PITTSBURGH (Legal Newsline) - A blind man has filed a class action lawsuit against Redbox for allegedly violating the Americans with Disabilities Act.
Robert Jahoda is a blind individual and brought the civil rights class action against Redbox Automated Retail for failing to design, construct, own, operate and/or control DVD rental kiosks at tens of thousands of locations throughout that United States that are fully accessible to, and independently usable by, blind people, according to a complaint filed Sept. 17 in the U.S. District Court for the Western District of Pennsylvania.
The kiosks are not fully accessible and independently usable by the blind and visually impaired because they have touch screen surfaces that rely on visual interfaces that are not discernible to individuals who are blind or visually impaired, according to the suit.
"Because a blind or visually impaired individual cannot discern the visual cues displayed on the kiosk controls, they cannot independently browse, select and pay for DVDs at kiosks, and instead must rely upon sighted companions or strangers to assist them," the complaint states. "Further, the blind or visually impaired consumer must divulge personal information, including their zip codes, to sighted companions or strangers in order to complete a transaction at the kiosks."
Jahoda claims the defendant's use of visual interfaces at its kiosks discriminates against blind and visually impaired consumers in violation of the ADA.

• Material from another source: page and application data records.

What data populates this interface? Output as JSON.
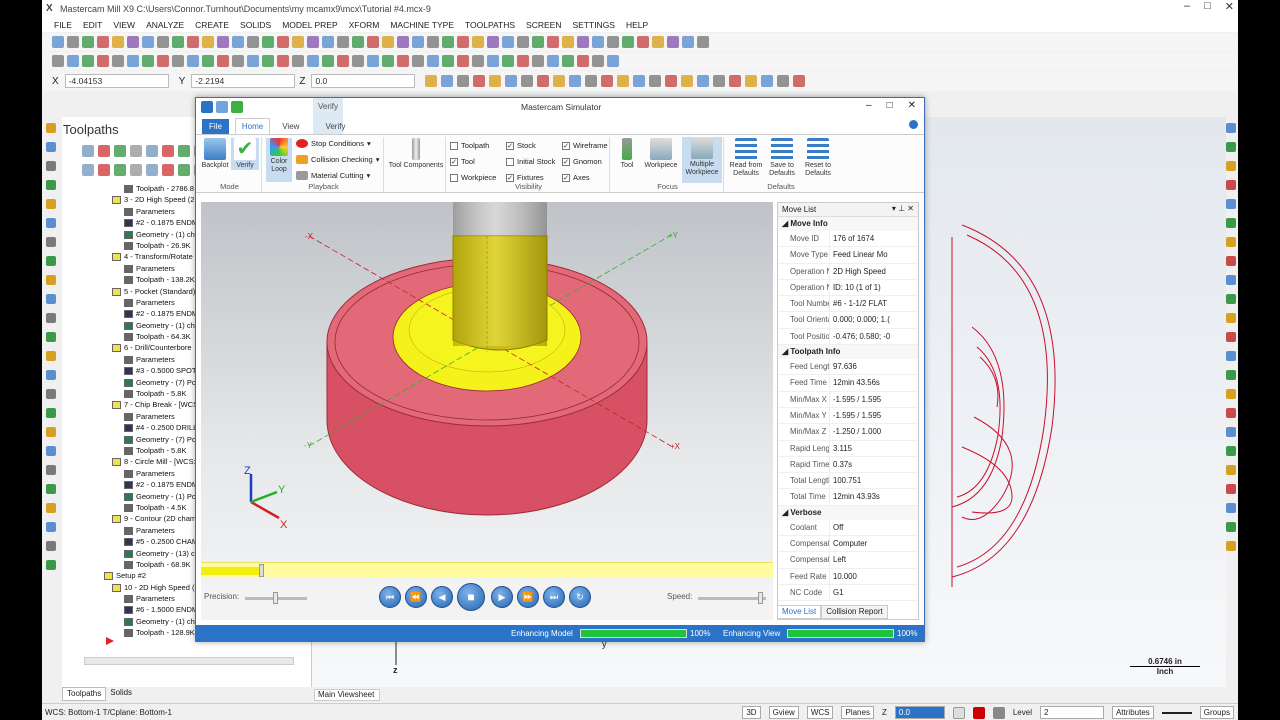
{
  "app": {
    "title": "Mastercam Mill X9  C:\\Users\\Connor.Turnhout\\Documents\\my mcamx9\\mcx\\Tutorial #4.mcx-9"
  },
  "menu": [
    "FILE",
    "EDIT",
    "VIEW",
    "ANALYZE",
    "CREATE",
    "SOLIDS",
    "MODEL PREP",
    "XFORM",
    "MACHINE TYPE",
    "TOOLPATHS",
    "SCREEN",
    "SETTINGS",
    "HELP"
  ],
  "coords": {
    "x_label": "X",
    "x": "-4.04153",
    "y_label": "Y",
    "y": "-2.2194",
    "z_label": "Z",
    "z": "0.0"
  },
  "toolpaths_panel": {
    "title": "Toolpaths",
    "tree": [
      "Toolpath - 2786.8",
      "3 - 2D High Speed (2D",
      "Parameters",
      "#2 - 0.1875 ENDM",
      "Geometry - (1) cha",
      "Toolpath - 26.9K",
      "4 - Transform/Rotate",
      "Parameters",
      "Toolpath - 138.2K",
      "5 - Pocket (Standard)",
      "Parameters",
      "#2 - 0.1875 ENDM",
      "Geometry - (1) ch",
      "Toolpath - 64.3K",
      "6 - Drill/Counterbore",
      "Parameters",
      "#3 - 0.5000 SPOT",
      "Geometry - (7) Poi",
      "Toolpath - 5.8K",
      "7 - Chip Break - [WCS:",
      "Parameters",
      "#4 - 0.2500 DRILL",
      "Geometry - (7) Poi",
      "Toolpath - 5.8K",
      "8 - Circle Mill - [WCS:",
      "Parameters",
      "#2 - 0.1875 ENDM",
      "Geometry - (1) Poi",
      "Toolpath - 4.5K",
      "9 - Contour (2D cham",
      "Parameters",
      "#5 - 0.2500 CHAM",
      "Geometry - (13) c",
      "Toolpath - 68.9K",
      "Setup #2",
      "10 - 2D High Speed (2",
      "Parameters",
      "#6 - 1.5000 ENDM",
      "Geometry - (1) ch",
      "Toolpath - 128.9K"
    ],
    "bottom_tabs": [
      "Toolpaths",
      "Solids"
    ]
  },
  "viewsheet": "Main Viewsheet",
  "status": {
    "left": "WCS: Bottom-1  T/Cplane: Bottom-1",
    "items": [
      "3D",
      "Gview",
      "WCS",
      "Planes",
      "Z",
      "0.0",
      "Level",
      "2",
      "Attributes",
      "Groups"
    ]
  },
  "scale": {
    "value": "0.6746 in",
    "unit": "Inch"
  },
  "simulator": {
    "title": "Mastercam Simulator",
    "context_tab": "Verify",
    "tabs": [
      "File",
      "Home",
      "View",
      "Verify"
    ],
    "ribbon": {
      "mode": {
        "label": "Mode",
        "buttons": [
          "Backplot",
          "Verify"
        ]
      },
      "playback": {
        "label": "Playback",
        "color_loop": "Color Loop",
        "items": [
          "Stop Conditions",
          "Collision Checking",
          "Material Cutting"
        ]
      },
      "tool_components": "Tool Components",
      "visibility": {
        "label": "Visibility",
        "checks": [
          {
            "label": "Toolpath",
            "on": false
          },
          {
            "label": "Stock",
            "on": true
          },
          {
            "label": "Wireframe",
            "on": true
          },
          {
            "label": "Tool",
            "on": true
          },
          {
            "label": "Initial Stock",
            "on": false
          },
          {
            "label": "Gnomon",
            "on": true
          },
          {
            "label": "Workpiece",
            "on": false
          },
          {
            "label": "Fixtures",
            "on": true
          },
          {
            "label": "Axes",
            "on": true
          }
        ]
      },
      "focus": {
        "label": "Focus",
        "buttons": [
          "Tool",
          "Workpiece",
          "Multiple Workpiece"
        ]
      },
      "defaults": {
        "label": "Defaults",
        "buttons": [
          "Read from Defaults",
          "Save to Defaults",
          "Reset to Defaults"
        ]
      }
    },
    "controls": {
      "precision": "Precision:",
      "speed": "Speed:",
      "playback_position": 0.1
    },
    "movelist": {
      "title": "Move List",
      "move_info_label": "Move Info",
      "move_info": [
        {
          "k": "Move ID",
          "v": "176 of 1674"
        },
        {
          "k": "Move Type",
          "v": "Feed Linear Mo"
        },
        {
          "k": "Operation N",
          "v": "2D High Speed"
        },
        {
          "k": "Operation N",
          "v": "ID: 10 (1 of 1)"
        },
        {
          "k": "Tool Numbe",
          "v": "#6 - 1-1/2 FLAT"
        },
        {
          "k": "Tool Orienta",
          "v": "0.000; 0.000; 1.("
        },
        {
          "k": "Tool Position",
          "v": "-0.476; 0.580; -0"
        }
      ],
      "toolpath_info_label": "Toolpath Info",
      "toolpath_info": [
        {
          "k": "Feed Length",
          "v": "97.636"
        },
        {
          "k": "Feed Time",
          "v": "12min 43.56s"
        },
        {
          "k": "Min/Max X",
          "v": "-1.595 / 1.595"
        },
        {
          "k": "Min/Max Y",
          "v": "-1.595 / 1.595"
        },
        {
          "k": "Min/Max Z",
          "v": "-1.250 / 1.000"
        },
        {
          "k": "Rapid Length",
          "v": "3.115"
        },
        {
          "k": "Rapid Time",
          "v": "0.37s"
        },
        {
          "k": "Total Length",
          "v": "100.751"
        },
        {
          "k": "Total Time",
          "v": "12min 43.93s"
        }
      ],
      "verbose_label": "Verbose",
      "verbose": [
        {
          "k": "Coolant",
          "v": "Off"
        },
        {
          "k": "Compensati",
          "v": "Computer"
        },
        {
          "k": "Compensati",
          "v": "Left"
        },
        {
          "k": "Feed Rate",
          "v": "10.000"
        },
        {
          "k": "NC Code",
          "v": "G1"
        }
      ],
      "tabs": [
        "Move List",
        "Collision Report"
      ]
    },
    "statusbar": {
      "enhancing_model": "Enhancing Model",
      "model_pct": "100%",
      "model_progress": 1.0,
      "enhancing_view": "Enhancing View",
      "view_pct": "100%",
      "view_progress": 1.0
    },
    "axis_labels": {
      "x": "X",
      "y": "Y",
      "z": "Z"
    }
  },
  "colors": {
    "accent": "#2b73c6",
    "stock": "#e05a6a",
    "cut": "#f4f21a",
    "tool": "#c9bd1e",
    "progress": "#1fc43a"
  }
}
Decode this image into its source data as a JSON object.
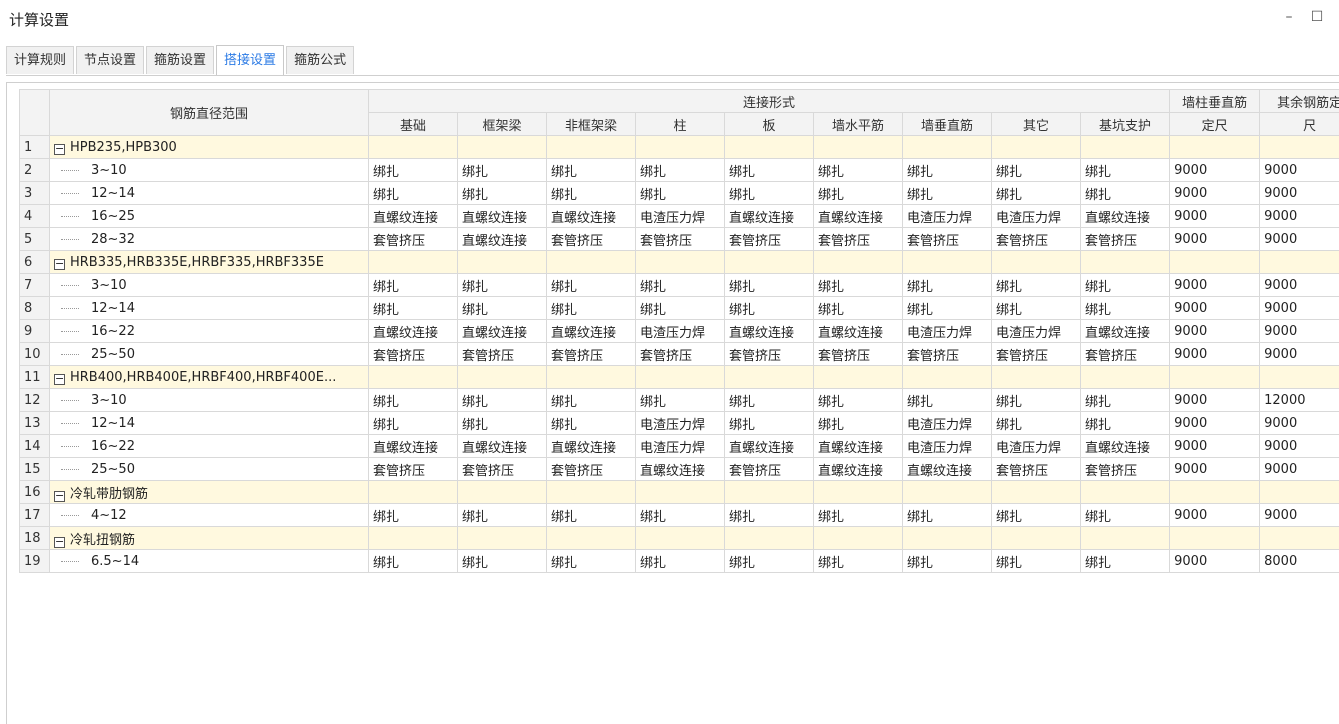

Technology that would make the kiosk’s accessible to and independently usable by the blind and visually impaired is readily available, according to the suit.
Johoda claims he visited a Giant Eagle grocery store in Leetsdale, Pa., and attempted to rent a DVD at the Redbox kiosk at the store, but was unable to make the purchase independently because the kiosk was not fully accessible to, and independently usable by, blind and visually impaired individuals.
"Defendant does not provide any auxiliary aids or services calculated to make its kiosks fully accessible to, and independently usable by, blind people," the complaint states. "As a result of defendant’s non-compliance with the ADA, plaintiff and the class, unlike persons without visual impairments, cannot independently engage in a transaction at the kiosks."
Though Redbox has centralized policies regarding the management and operation of the kiosks, the defendant has never had a plan or policy that is reasonably calculated to make the kiosks fully accessible to, and independently usable by, blind people, according to the suit.
"As a blind individual, plaintiff has a keen interest in whether public accommodations that offer goods and services through kiosks are fully accessible to, and independently usable by, the blind," the complaint states.
Plaintiff intends to return to the Leetsdale Giant Eagle store to shop and to ascertain whether the kiosks remain in violation of the ADA, according to the suit.
Johoda claims without injunctive relief, he will continue to be unable to independently use the kiosks in violation of his rights under the ADA.
Johoda is seeking class certification and a permanent injunction directing the defendant to take all steps necessary to bring its kiosks into full compliance with the requirements set forth in the ADA. He is being represented by R. Bruce Carlson, Benjamin J. Sweet and Stephanie K. Goldin of Carlson Lynch Sweet & Kilpela LLP.
The case is assigned to District Judge Lisa Pupo Lenihan.
U.S. District Court for the Western District of Pennsylvania case number: 2:14-cv-01278
From Legal Newsline: Kyla Asbury can be reached at email@example.com.